At the same time as the PBOC was cautioning about the dangers of excess debt (just as it injected a record amount of loans into the financial system), China's central bank warned about dangers from a stock market bubble, and perhaps just to assure the bubble gets even bigger, at the same time China eased on margin debt limits, in the process sending Chinese stocks soaring higher by 2.2%, and pushing the Shanghai Composite over 3000 for the first time in months as China now appears set to attempt another housing bubble "soft landing" while at the same time restarting its housing bubble.

China's Latest Problem: Half A Trillion Dollars In Unpaid Bills

PBoC governor Zhou Xiaochuan is worried. The amount of debt accumulated by the country's corporate sector is "too much" and poses a "macroeconomic risk." Compounding the problem: the very same corporate sector has more than a half-trillion dollars in unpaid receivables on its books.

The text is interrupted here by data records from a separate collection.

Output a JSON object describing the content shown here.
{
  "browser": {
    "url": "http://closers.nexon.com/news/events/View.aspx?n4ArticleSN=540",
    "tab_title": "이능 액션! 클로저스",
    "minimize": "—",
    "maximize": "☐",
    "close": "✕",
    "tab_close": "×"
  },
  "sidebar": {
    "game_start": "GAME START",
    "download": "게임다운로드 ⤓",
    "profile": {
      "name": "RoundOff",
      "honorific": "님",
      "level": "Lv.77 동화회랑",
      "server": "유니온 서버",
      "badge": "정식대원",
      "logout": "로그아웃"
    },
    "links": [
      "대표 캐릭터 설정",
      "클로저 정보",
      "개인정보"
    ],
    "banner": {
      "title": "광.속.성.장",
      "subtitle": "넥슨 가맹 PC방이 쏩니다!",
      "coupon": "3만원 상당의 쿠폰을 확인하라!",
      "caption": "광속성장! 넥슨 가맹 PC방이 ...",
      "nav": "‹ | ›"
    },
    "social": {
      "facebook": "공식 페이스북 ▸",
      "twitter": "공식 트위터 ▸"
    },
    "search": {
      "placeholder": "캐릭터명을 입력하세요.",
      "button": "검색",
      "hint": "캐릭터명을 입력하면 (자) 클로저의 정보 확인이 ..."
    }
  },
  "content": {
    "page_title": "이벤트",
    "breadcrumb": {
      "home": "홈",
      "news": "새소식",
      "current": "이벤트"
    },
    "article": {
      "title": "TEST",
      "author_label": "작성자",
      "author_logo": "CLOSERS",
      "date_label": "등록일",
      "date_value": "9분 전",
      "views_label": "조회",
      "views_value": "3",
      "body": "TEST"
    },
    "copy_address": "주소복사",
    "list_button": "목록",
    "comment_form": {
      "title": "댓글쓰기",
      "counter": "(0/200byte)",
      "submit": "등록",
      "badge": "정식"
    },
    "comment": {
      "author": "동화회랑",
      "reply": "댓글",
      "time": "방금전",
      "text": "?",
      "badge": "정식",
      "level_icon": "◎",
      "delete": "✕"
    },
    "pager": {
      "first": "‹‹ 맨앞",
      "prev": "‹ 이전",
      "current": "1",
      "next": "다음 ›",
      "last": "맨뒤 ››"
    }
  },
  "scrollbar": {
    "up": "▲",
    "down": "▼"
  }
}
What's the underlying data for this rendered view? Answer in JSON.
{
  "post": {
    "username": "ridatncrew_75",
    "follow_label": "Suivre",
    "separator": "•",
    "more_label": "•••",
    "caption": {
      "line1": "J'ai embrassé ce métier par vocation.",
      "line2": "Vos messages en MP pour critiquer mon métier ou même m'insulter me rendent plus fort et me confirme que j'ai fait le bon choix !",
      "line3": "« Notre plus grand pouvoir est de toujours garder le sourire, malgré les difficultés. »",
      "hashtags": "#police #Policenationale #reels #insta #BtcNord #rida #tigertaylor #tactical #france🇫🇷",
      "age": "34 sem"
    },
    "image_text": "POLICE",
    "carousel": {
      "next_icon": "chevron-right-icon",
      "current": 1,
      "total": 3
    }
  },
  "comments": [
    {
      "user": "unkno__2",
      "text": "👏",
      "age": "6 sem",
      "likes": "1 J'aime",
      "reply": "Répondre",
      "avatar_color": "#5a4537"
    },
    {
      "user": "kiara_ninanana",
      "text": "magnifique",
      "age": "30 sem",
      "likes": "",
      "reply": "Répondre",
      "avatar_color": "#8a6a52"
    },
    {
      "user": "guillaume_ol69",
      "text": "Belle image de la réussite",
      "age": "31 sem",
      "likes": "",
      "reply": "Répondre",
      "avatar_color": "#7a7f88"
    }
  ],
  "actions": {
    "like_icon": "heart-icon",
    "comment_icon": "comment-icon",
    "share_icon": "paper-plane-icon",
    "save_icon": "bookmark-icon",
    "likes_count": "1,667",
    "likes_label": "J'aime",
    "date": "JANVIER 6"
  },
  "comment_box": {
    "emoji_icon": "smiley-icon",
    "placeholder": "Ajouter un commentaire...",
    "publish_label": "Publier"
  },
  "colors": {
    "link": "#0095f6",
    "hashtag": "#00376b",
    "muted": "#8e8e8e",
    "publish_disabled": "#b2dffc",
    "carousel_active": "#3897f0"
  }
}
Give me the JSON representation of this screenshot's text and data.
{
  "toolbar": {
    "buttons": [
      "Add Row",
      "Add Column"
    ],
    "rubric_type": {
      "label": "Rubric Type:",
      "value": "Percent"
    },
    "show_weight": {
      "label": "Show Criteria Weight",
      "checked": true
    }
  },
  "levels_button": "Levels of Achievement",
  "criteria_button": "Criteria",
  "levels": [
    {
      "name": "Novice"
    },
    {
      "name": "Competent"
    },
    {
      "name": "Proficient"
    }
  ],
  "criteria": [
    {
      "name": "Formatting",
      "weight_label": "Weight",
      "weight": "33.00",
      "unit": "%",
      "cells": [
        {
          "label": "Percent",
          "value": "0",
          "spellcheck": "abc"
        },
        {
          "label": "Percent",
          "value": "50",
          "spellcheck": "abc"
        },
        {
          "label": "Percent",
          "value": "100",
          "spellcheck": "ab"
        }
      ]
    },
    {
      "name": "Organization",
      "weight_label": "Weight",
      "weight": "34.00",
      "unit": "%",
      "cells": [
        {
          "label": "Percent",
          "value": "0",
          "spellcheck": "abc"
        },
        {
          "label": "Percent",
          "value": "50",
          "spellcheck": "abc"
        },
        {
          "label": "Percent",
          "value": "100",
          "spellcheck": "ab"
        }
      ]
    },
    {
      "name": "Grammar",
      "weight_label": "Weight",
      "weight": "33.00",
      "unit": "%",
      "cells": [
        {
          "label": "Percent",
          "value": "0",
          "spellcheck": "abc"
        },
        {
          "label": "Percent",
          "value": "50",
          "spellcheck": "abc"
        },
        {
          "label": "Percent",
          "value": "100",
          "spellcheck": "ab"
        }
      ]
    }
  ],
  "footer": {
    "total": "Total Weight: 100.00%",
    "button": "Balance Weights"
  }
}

Its Not The Economy Stupid, It's The Central Banks

Despite collapsing earnings expectations and weaker than expected macro data, US equity markets have 'lifted off' since mid-February erasing the entire year's losses, and all it took was the coordinated easing from most of the world's largest central banks...

On Opex Day, It's All About The Dollar: Futures, Oil Levitate As USD Weakness Persists

It may be option expiration day (always leading to abnormal market activity) but it remains all about the weak dollar, which after crashing in the two days after the Fed's surprisingly dovish statement has put both the ECB and the BOJ in the very awkward position that shortly after both banks have drastically eased, the Euro and the Yen are now trading stronger relative to the dollar versus prior. As DB puts it, "the US Dollar has tumbled in a fairly impressive fashion since the FOMC on Wednesday with the Dollar spot index now down the most over a two-day period since 2009" which naturally hurts those countries who have been rushing to debase their own currencies against the USD.

Another Fed "Policy Error"? Dollar And Yields Tumble, Stocks Slide, Gold Jumps

In the aftermath of the Fed's surprising dovish announcement, overnight there has been a rather sudden repricing of risk, which has seen European stocks and US equity futures stumble to roughly where they were when the Fed unveiled its dovish surprise, while the dollar collapse has continued, sparking deflationary fears resulting in treasury yields plunging even as gold soars, all hinting at another Fed policy error. So was that it for the Fed's latest intervention "halflife"? We don't know, but we expect much confusion today over whether even the Fed has now run out of dovish ammunition.

First There Was "Brown's Bottom," Now Gold Gains On "Morneau's Miscue"

Gordon Brown, back when he was the UK Chancellor of the Exchequer, distinguished himself by selling off approximately one-half of Great Britain’s gold reserves at what turned out to be a near-bottom at the end of the secular bear market in gold which lasted from 1980 to 2000-ish. However, the news that the new Canadian Finance Minister Bill Morneau has completed selling all remaining Government of Canada gold reserves may remove Brown's laughing-stock status.